The style of batting

BATTING, said a guru, "is a simple matter if you sort out two things — judging line/length and deciding whether to defend or attack.

MATHUR

BATTING, said a guru, "is a simple matter if you sort out two things — judging line/length and deciding whether to defend or attack. Once this is done, the rest is easy." I can't remember the name of the person offering this gyaan because everyone (from retired professionals to aspiring actresses and extras in a TV serial) are cricket experts. But it can't be disputed that there is substantial truth in what this anonymous guru said.

Batting is simple, but only when high quality players are playing. Sachin can give a lesson to Shoaib Akhtar, smashing him as if he was chucking juicy lollipops, but the same bowler makes lesser players jump. Against them, it seems, he is hurling hand grenades, that too from a suspect action.

With batting being an art, and as each individual has a distinct style, it is fascinating to see them prepare before a game. Sachin begins by switching on the computer in his mind, he likes to first check out what happened in the past. Thereafter, he plans strategy against bowlers he is likely to face, after which he works things out in the net. Which means, for example, if short balls are expected into his body, Sachin will practise the pull or the cut for hours.

In Durban, before the World Cup, he spent considerable time in the indoor net, using a bowling machine, something he had not tried earlier. "I have problems spotting the ball as it comes out of the machine", he said, sweat dripping from his helmet, having faced close to 200 balls. That is why I prefer that someone alerts me before releasing it.

Sachin is a perfectionist, for him a net session is not just a mindless hit but an opportunity to iron out rough edges from his batting. On some days he spends hours sorting things out, trying new shots and working on certain aspects which require attention. On other occasions, even a day before an important match, he can give practise a miss, secure in the feeling that he is already prepared. Even on the morning of a match he is happy merely to knock a few balls around, gently patting them back to the bowler with his head down.

Reason for Sachin's intense, and deeply meticulous, preparation is his incredible focus. Nothing shakes his concentration, nothing distracts his cricket, nothing dulls his enthusiasm for the game. Despite 14 years on the road he approaches the next day as enthusiastically as a schoolboy looking forward to the summer break.

Like Sachin, Sourav too has a special way of preparing for a match.

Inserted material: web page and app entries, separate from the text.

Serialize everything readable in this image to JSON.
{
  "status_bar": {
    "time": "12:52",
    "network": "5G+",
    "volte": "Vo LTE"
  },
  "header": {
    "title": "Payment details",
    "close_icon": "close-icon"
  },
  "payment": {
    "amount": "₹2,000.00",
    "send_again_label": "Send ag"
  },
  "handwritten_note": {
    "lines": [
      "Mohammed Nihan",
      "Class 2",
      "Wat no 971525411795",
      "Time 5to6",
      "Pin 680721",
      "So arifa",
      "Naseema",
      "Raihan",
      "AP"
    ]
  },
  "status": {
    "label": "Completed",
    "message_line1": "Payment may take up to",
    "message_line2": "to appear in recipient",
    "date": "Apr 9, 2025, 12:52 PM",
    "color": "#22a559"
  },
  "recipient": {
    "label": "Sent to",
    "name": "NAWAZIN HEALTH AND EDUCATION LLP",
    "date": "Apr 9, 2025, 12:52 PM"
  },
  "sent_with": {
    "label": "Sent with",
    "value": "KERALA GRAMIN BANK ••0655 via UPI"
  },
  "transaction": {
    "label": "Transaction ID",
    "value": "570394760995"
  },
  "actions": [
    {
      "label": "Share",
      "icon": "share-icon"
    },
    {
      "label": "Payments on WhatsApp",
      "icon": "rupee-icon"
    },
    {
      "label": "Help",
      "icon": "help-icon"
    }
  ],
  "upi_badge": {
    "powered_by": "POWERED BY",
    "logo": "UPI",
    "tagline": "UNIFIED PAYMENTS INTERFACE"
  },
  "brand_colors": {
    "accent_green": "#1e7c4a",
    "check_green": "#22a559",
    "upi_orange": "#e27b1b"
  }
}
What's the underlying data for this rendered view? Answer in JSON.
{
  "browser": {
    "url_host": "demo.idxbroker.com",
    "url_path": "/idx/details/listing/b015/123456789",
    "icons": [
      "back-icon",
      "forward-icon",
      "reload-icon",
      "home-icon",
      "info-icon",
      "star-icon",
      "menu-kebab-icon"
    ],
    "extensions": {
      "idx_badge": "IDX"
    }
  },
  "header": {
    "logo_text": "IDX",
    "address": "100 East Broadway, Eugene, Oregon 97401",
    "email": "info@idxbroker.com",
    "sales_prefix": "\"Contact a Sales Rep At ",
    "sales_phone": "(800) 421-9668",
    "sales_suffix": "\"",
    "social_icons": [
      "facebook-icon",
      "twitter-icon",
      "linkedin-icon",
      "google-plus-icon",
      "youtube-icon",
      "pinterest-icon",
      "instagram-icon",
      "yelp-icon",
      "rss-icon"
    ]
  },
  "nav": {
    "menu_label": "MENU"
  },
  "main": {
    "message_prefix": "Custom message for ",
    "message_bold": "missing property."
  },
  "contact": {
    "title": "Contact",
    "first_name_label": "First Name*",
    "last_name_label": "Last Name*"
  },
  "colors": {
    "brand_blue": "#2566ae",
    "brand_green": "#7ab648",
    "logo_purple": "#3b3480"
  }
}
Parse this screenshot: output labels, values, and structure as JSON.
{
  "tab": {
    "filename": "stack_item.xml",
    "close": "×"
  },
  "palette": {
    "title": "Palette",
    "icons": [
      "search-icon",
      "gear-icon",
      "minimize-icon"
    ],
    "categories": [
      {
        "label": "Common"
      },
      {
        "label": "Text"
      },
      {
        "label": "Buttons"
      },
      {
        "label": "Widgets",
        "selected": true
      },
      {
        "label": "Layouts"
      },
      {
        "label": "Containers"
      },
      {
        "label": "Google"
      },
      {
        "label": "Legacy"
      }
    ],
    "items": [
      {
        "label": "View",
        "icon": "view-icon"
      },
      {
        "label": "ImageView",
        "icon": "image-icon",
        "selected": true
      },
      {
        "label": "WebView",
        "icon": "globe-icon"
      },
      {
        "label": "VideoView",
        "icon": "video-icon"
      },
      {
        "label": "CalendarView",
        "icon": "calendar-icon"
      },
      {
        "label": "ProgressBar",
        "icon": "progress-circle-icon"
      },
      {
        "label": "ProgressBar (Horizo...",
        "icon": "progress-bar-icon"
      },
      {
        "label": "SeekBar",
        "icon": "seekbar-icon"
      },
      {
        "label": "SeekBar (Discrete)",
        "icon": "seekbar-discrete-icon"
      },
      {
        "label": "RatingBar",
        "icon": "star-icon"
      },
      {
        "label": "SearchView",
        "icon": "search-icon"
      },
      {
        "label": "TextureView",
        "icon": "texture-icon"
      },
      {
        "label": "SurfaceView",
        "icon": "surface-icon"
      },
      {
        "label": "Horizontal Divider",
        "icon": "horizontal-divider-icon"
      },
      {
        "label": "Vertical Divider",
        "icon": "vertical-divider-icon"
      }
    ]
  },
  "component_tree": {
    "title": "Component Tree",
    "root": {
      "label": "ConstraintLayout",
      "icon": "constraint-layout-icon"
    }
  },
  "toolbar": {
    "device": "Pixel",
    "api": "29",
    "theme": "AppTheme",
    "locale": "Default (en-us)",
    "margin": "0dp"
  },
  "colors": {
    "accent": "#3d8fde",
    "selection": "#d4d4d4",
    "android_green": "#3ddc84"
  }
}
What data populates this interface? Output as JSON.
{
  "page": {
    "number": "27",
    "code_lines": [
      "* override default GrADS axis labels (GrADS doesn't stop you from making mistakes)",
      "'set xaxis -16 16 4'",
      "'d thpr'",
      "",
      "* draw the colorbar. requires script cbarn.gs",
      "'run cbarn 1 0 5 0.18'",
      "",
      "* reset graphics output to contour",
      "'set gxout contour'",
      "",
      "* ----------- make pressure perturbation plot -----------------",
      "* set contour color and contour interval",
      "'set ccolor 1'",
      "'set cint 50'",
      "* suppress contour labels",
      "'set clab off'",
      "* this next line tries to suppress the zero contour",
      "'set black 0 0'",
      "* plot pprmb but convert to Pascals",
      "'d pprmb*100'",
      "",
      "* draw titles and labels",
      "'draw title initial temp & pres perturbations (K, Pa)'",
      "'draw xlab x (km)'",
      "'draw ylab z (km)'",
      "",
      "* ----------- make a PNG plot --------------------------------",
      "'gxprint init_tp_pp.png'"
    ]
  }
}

His kitbag contains so many bats it is like a bat showroom which would meet the needs of the entire team. Before a game he chooses his bat carefully, trying it out for balance and feel which is crucial because his game depends so much on timing and rhythm.

"I try and play to my strengths", as do most others, he explains, "adding extra grips on the chosen piece of willow. I cut and drive, and when the spinners come on I go for the big shot down the ground".

This Sourav plays like a golfer hitting the ball off the tee with a driver, really launching into the shot. When he connects, which he usually does, long off and long on are mere spectators — they can only watch helplessly as the ball sails into the stands.

For Rahul Dravid, batting is calculated and cerebral, an activity requiring planning and careful thought. The shots to play, and others that should be left behind in the dressing room, depend on the nature of the surface and the state of the match. If there is movement off the pitch then the cover drive is a high risk shot not to be employed. If the ball is stopping, not coming on to bat, better to stay back and wait instead of getting on to the front foot.

But, regardless of the extent of preparation, not every aspect of batting can be planned in advance. Dravid is a firm believer in rhythm, a difficult to describe feeling from within which either makes batting easy, or creates a situation where nothing seems to work.

"It is very strange", he says, "but some days you can't do anything wrong. The timing is good, the ball hits the middle of the bat and your shots don't find the fielders. Batting is easy for some reason and you can just go out there and do things that you want. But on other days batting can be a huge struggle because you could be tight or nervous, the bat suddenly has no middle, only edges.

Off drives end up at third man, square cuts go to fine leg, and it is difficult to get the ball off the square. But the interesting thing is you can't explain good form or bad form beyond a point".

That batting is intuitive and instinctive is proved by Sehwag whose methods are more direct, upfront and uncomplicated.

Contrary to the popular image of being a don't-care-a-damn shot maker, Sehwag thinks deeply and works out his batting as much as anyone else.

"I play my own game", he says with refreshing candour, his mind uncluttered by too much theory. "I see the ball, bowler koi bhi ho and if the ball is there to be hit, I hit it. Maarne ki ball maro nahin to run kaise banega". If you go by reputations and think too much then you are dismissed in the pavilion itself, even before playing.

While people make a huge fuss about his partnership with Sachin, Sehwag, in typical straightforward terms, puts the issue in perspective. "I play my game, he plays his game and both have to make runs for the team. Beyond a point it does not matter who is at the other end. But the advantage of playing with Sachin is he plays shots so the pressure is reduced — the scoreboard keeps moving"!